Today, something devious and educational occurred to me. What if I found one of the most significant parts needed for a build, and removed that part from all the part bins?

So, I did. I took a part that everyone needed, and was already in short supply. Some of the kits were not exactly the same, so a few students did not have the part to begin with. The part would only then be available in the extra parts bins. I just went through the bins, and took the part out as I found it.

As usual, when reality hit, the students were going crazy. “Where is this part?”, “I cannot build without it!”, etc.  I kept saying, “Sorry. We ran out you need to improvise.”

The class dragged-on for 15-20 minutes. It seemed longer for some reason. The whole time the part was hidden in plain sight, I felt a bit guilty, but held my ground. Then all of a sudden a group of 4 girls said, “Hey look. We improvised.” All four smiling, and showing everyone they had found another way to build without the part.

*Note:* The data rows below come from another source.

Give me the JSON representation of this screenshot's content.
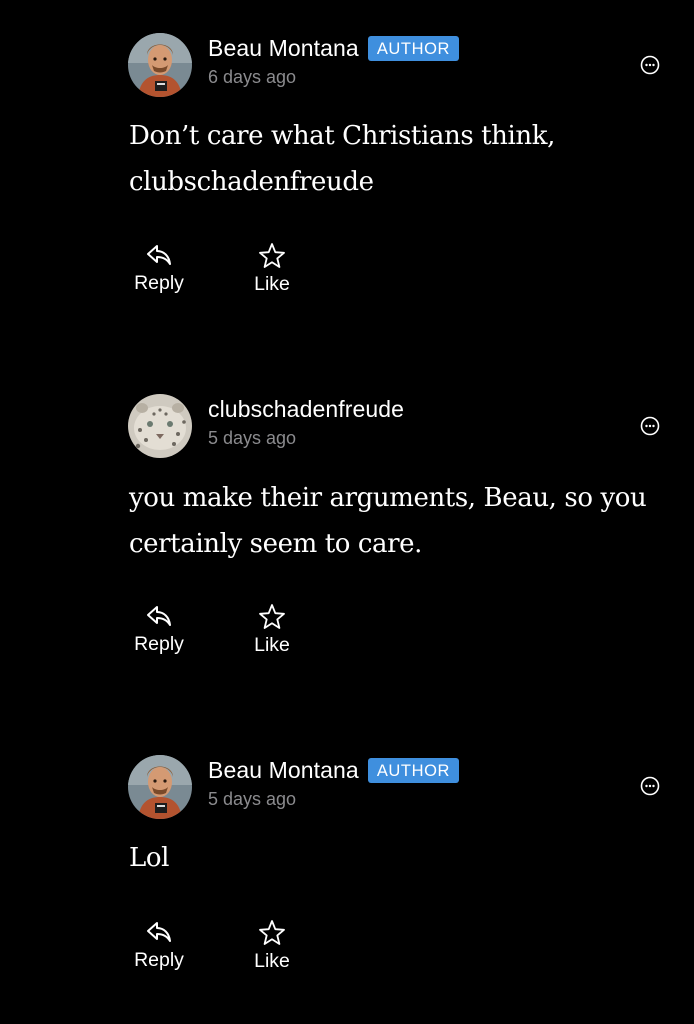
{
  "comments": [
    {
      "author": "Beau Montana",
      "badge": "AUTHOR",
      "time": "6 days ago",
      "text": "Don’t care what Christians think, clubschadenfreude",
      "avatar_icon": "man-portrait-avatar",
      "reply_label": "Reply",
      "like_label": "Like"
    },
    {
      "author": "clubschadenfreude",
      "badge": "",
      "time": "5 days ago",
      "text": "you make their arguments, Beau, so you certainly seem to care.",
      "avatar_icon": "snow-leopard-avatar",
      "reply_label": "Reply",
      "like_label": "Like"
    },
    {
      "author": "Beau Montana",
      "badge": "AUTHOR",
      "time": "5 days ago",
      "text": "Lol",
      "avatar_icon": "man-portrait-avatar",
      "reply_label": "Reply",
      "like_label": "Like"
    }
  ],
  "colors": {
    "background": "#000000",
    "badge": "#3f8fde",
    "timestamp": "#8b8b8e"
  }
}
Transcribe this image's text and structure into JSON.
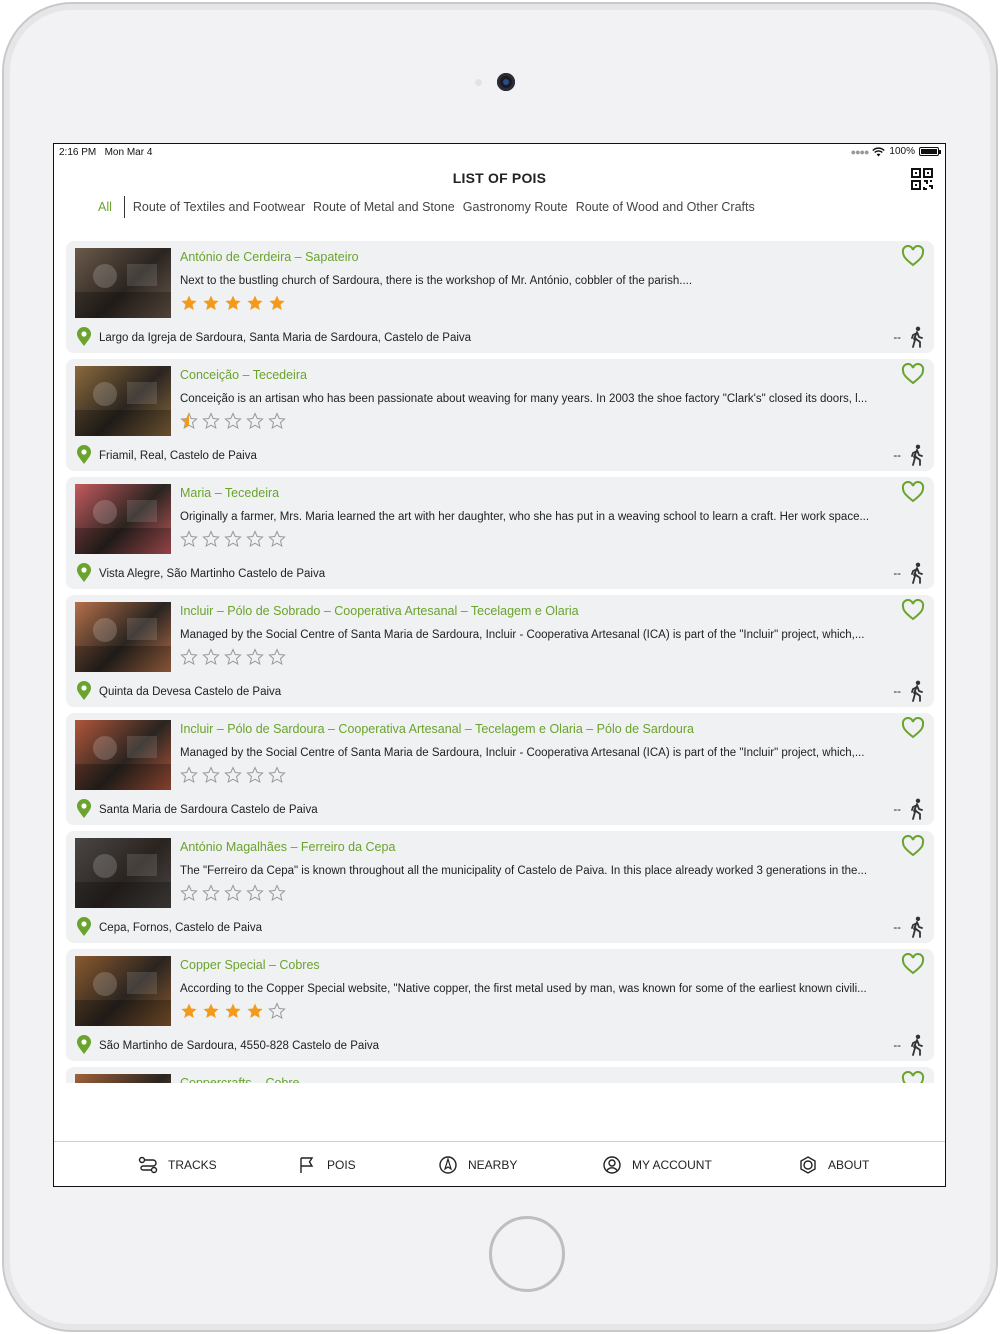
{
  "status": {
    "time": "2:16 PM",
    "date": "Mon Mar 4",
    "battery": "100%"
  },
  "header": {
    "title": "LIST OF POIS"
  },
  "filters": [
    {
      "label": "All",
      "active": true
    },
    {
      "label": "Route of Textiles and Footwear",
      "active": false
    },
    {
      "label": "Route of Metal and Stone",
      "active": false
    },
    {
      "label": "Gastronomy Route",
      "active": false
    },
    {
      "label": "Route of Wood and Other Crafts",
      "active": false
    }
  ],
  "pois": [
    {
      "name": "António de Cerdeira – Sapateiro",
      "description": "Next to the bustling church of Sardoura, there is the workshop of Mr. António, cobbler of the parish....",
      "rating": 5,
      "address": "Largo da Igreja de Sardoura, Santa Maria de Sardoura, Castelo de Paiva",
      "distance": "--",
      "thumb_color": "#6b5a4a"
    },
    {
      "name": "Conceição – Tecedeira",
      "description": "Conceição is an artisan who has been passionate about weaving for many years. In 2003 the shoe factory \"Clark's\" closed its doors, l...",
      "rating": 0.5,
      "address": "Friamil, Real, Castelo de Paiva",
      "distance": "--",
      "thumb_color": "#8a6a3c"
    },
    {
      "name": "Maria – Tecedeira",
      "description": "Originally a farmer, Mrs. Maria learned the art with her daughter, who she has put in a weaving school to learn a craft. Her work space...",
      "rating": 0,
      "address": "Vista Alegre, São Martinho Castelo de Paiva",
      "distance": "--",
      "thumb_color": "#c55a5e"
    },
    {
      "name": "Incluir – Pólo de Sobrado – Cooperativa Artesanal  – Tecelagem e Olaria",
      "description": "Managed by the Social Centre of Santa Maria de Sardoura, Incluir - Cooperativa Artesanal (ICA) is part of the \"Incluir\" project, which,...",
      "rating": 0,
      "address": "Quinta da Devesa Castelo de Paiva",
      "distance": "--",
      "thumb_color": "#b5704a"
    },
    {
      "name": "Incluir – Pólo de Sardoura – Cooperativa Artesanal  – Tecelagem e Olaria – Pólo de Sardoura",
      "description": "Managed by the Social Centre of Santa Maria de Sardoura, Incluir - Cooperativa Artesanal (ICA) is part of the \"Incluir\" project, which,...",
      "rating": 0,
      "address": "Santa Maria de Sardoura Castelo de Paiva",
      "distance": "--",
      "thumb_color": "#b0563a"
    },
    {
      "name": "António Magalhães – Ferreiro da Cepa",
      "description": "The \"Ferreiro da Cepa\" is known throughout all the municipality of Castelo de Paiva. In this place already worked 3 generations in the...",
      "rating": 0,
      "address": "Cepa, Fornos, Castelo de Paiva",
      "distance": "--",
      "thumb_color": "#4a4644"
    },
    {
      "name": "Copper Special – Cobres",
      "description": "According to the Copper Special website, \"Native copper, the first metal used by man, was known for some of the earliest known civili...",
      "rating": 4,
      "address": "São Martinho de Sardoura, 4550-828 Castelo de Paiva",
      "distance": "--",
      "thumb_color": "#8a5a2e"
    },
    {
      "name": "Coppercrafts – Cobre",
      "description": "",
      "rating": 0,
      "address": "",
      "distance": "--",
      "thumb_color": "#a0623a"
    }
  ],
  "nav": [
    {
      "label": "TRACKS",
      "icon": "route-icon"
    },
    {
      "label": "POIS",
      "icon": "flag-icon"
    },
    {
      "label": "NEARBY",
      "icon": "compass-icon"
    },
    {
      "label": "MY ACCOUNT",
      "icon": "user-circle-icon"
    },
    {
      "label": "ABOUT",
      "icon": "info-shape-icon"
    }
  ],
  "colors": {
    "accent": "#6aa32e",
    "star": "#f39a1b",
    "card_bg": "#f0f1f2"
  }
}
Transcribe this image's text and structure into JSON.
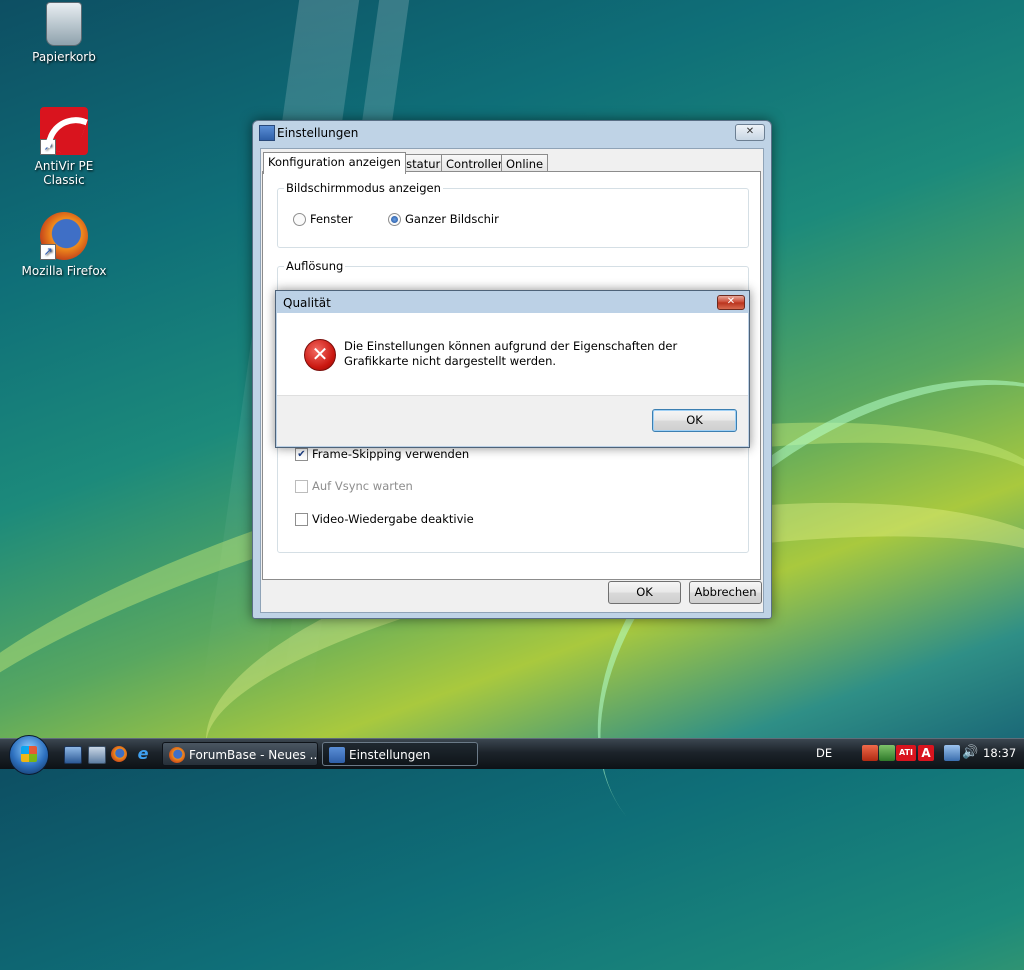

Then from the cabinet, I produce two other solutions that also would work. Some students migrated up to the front to study the design, but found walking back and forth to study it tiresome. I would not let them take the robot samples off the table.

A few moments later another team sorted out a solution. At that moment, I uploaded 3 photos to Edmodo from my phone using the Edmodo App(great feature BTW). These photos showed two methods for solving the problem by simply displaying the parts, not the process.

I had six groups of students. Two had made a completely unique solution. Three were able to study the parts I sent, to make what they needed. One needed the actual parts, so I handed them over.

I always add stress to robotics, and some type of problem that is built into the core objective. Sometimes I limit the number of parts that can be used. Other times I set a building time, then after that, hands-off. There are many things you can do to create scenarios that require innovative problem solving.

Stealing pieces from the bins and hiding them, maybe not new, but new for me. It will continue, and it is going in the book.

Stress. Teamwork. Communication. Problem Solving. Confidence Building. Differentiation. Not bad for a Grade 5 class. This is why I love robotics, and think it can deliver more in a lesson, than almost any other type of class.

Tony DePrato